__Task statement__: Return, from the lines below, each one that includes the word "weekday".
::: Data excerpts :::
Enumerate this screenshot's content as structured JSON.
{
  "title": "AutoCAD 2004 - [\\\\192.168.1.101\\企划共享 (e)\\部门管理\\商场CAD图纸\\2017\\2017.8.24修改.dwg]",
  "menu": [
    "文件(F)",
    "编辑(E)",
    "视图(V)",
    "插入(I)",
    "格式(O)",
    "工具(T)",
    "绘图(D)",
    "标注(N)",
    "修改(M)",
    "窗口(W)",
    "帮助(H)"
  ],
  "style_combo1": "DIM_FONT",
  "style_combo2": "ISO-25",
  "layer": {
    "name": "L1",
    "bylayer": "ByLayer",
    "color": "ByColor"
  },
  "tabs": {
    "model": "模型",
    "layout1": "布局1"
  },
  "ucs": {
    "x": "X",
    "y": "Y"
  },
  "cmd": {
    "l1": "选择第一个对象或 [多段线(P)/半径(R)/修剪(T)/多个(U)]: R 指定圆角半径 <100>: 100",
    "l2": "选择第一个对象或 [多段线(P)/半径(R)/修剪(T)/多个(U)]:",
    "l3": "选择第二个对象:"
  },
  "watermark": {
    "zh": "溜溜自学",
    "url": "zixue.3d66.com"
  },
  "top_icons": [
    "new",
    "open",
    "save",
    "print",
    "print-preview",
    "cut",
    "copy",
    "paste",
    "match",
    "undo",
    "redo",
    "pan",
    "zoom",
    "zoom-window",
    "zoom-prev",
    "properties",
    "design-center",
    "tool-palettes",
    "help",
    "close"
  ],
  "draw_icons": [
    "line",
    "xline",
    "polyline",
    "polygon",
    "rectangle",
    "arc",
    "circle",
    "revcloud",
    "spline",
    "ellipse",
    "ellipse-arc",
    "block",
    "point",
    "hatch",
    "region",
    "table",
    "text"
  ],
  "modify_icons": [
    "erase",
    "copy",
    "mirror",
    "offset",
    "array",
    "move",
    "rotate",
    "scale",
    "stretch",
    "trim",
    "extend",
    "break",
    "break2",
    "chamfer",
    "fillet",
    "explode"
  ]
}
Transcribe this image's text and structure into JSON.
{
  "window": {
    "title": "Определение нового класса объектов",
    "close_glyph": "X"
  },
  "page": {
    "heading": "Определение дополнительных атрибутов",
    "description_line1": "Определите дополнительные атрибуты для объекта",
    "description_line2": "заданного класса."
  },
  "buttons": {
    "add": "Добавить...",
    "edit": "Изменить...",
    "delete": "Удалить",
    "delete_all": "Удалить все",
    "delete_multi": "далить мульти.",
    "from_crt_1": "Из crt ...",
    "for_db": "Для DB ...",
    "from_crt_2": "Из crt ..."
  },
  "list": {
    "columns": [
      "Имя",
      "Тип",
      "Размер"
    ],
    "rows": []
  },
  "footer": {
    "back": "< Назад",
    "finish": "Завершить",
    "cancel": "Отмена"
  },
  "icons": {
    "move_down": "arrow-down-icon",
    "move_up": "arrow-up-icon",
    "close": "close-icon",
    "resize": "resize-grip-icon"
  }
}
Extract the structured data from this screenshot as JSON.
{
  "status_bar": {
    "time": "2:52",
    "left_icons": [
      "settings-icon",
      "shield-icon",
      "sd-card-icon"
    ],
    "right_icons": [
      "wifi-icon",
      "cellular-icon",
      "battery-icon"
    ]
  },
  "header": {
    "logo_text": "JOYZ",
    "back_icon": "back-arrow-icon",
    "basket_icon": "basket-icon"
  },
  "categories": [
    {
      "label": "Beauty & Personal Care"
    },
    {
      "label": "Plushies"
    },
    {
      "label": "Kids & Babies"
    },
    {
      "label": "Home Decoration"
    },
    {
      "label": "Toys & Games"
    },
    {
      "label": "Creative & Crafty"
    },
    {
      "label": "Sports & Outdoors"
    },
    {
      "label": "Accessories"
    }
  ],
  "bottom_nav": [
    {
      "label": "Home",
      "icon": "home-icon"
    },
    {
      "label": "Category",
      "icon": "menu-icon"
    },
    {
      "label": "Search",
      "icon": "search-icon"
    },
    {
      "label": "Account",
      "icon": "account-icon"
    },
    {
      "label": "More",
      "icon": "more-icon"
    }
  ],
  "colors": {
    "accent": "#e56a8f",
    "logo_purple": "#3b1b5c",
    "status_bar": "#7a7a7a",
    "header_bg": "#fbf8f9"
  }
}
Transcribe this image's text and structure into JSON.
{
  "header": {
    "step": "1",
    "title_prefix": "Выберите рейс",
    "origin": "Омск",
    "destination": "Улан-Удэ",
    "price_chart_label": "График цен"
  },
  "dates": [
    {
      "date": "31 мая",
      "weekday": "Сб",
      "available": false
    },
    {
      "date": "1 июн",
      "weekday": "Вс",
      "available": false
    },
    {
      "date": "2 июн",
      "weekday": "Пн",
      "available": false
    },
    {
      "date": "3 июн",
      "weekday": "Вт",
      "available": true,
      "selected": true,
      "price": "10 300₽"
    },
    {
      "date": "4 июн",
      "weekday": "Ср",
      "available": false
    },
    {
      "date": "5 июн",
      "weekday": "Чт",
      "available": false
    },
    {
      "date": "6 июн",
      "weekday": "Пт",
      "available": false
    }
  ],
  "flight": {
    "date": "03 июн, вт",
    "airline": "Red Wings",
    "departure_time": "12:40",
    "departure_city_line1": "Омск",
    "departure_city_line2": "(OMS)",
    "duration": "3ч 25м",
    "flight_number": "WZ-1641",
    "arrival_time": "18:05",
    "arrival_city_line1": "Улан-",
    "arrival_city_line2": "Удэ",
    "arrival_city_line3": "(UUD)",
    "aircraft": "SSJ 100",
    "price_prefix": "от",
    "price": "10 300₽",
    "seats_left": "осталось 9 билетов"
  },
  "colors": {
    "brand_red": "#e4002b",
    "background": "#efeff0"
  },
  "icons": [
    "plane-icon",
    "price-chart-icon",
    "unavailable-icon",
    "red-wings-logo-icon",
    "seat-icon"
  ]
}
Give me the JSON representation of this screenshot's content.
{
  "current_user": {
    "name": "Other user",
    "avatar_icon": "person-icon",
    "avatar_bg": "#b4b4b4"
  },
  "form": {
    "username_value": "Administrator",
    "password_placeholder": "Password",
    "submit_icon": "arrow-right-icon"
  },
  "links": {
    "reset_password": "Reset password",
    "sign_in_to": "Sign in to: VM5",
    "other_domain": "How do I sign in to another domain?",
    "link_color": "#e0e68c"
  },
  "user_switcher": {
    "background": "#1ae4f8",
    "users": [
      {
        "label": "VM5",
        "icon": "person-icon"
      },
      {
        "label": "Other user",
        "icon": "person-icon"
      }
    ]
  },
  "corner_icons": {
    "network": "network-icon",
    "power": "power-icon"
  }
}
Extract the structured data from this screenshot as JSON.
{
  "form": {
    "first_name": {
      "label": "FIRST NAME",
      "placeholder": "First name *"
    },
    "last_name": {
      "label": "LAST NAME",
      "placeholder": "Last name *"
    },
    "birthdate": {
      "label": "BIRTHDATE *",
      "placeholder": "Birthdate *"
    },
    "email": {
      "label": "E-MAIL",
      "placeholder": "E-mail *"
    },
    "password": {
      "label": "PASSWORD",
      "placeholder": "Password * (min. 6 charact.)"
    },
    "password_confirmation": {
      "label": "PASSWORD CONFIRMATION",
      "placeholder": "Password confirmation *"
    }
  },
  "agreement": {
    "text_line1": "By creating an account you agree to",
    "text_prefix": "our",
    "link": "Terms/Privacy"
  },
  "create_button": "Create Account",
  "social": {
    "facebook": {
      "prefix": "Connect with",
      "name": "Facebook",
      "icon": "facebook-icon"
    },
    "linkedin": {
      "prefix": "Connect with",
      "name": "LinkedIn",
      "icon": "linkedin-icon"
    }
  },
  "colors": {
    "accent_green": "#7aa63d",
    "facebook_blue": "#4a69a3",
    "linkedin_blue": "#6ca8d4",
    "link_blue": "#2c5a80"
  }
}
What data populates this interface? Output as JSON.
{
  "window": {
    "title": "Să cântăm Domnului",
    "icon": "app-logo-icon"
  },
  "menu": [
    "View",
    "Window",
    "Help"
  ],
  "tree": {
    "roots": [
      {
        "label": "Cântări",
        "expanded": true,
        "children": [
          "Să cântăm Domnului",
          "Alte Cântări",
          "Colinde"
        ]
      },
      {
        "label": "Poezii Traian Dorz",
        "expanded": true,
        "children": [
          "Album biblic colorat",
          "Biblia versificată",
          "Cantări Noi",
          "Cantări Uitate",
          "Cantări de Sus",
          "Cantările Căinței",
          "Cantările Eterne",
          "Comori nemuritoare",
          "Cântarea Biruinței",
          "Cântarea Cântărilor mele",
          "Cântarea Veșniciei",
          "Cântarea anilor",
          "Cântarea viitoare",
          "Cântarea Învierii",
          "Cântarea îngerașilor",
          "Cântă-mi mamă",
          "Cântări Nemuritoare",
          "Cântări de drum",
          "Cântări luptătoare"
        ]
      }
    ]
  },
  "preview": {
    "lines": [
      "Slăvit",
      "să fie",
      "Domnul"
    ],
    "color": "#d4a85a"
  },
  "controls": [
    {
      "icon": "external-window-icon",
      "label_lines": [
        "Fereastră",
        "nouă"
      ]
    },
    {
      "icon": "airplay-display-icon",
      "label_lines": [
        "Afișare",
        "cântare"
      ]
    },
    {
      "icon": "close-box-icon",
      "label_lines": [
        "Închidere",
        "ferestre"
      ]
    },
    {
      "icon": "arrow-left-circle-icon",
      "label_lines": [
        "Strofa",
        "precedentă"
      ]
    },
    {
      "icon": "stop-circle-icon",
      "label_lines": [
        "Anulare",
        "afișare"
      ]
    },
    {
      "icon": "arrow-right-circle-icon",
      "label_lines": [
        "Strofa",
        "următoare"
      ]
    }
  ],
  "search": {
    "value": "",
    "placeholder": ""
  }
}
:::
__Result of this task__:
      "weekday": "Сб",
      "weekday": "Вс",
      "weekday": "Пн",
      "weekday": "Вт",
      "weekday": "Ср",
      "weekday": "Чт",
      "weekday": "Пт",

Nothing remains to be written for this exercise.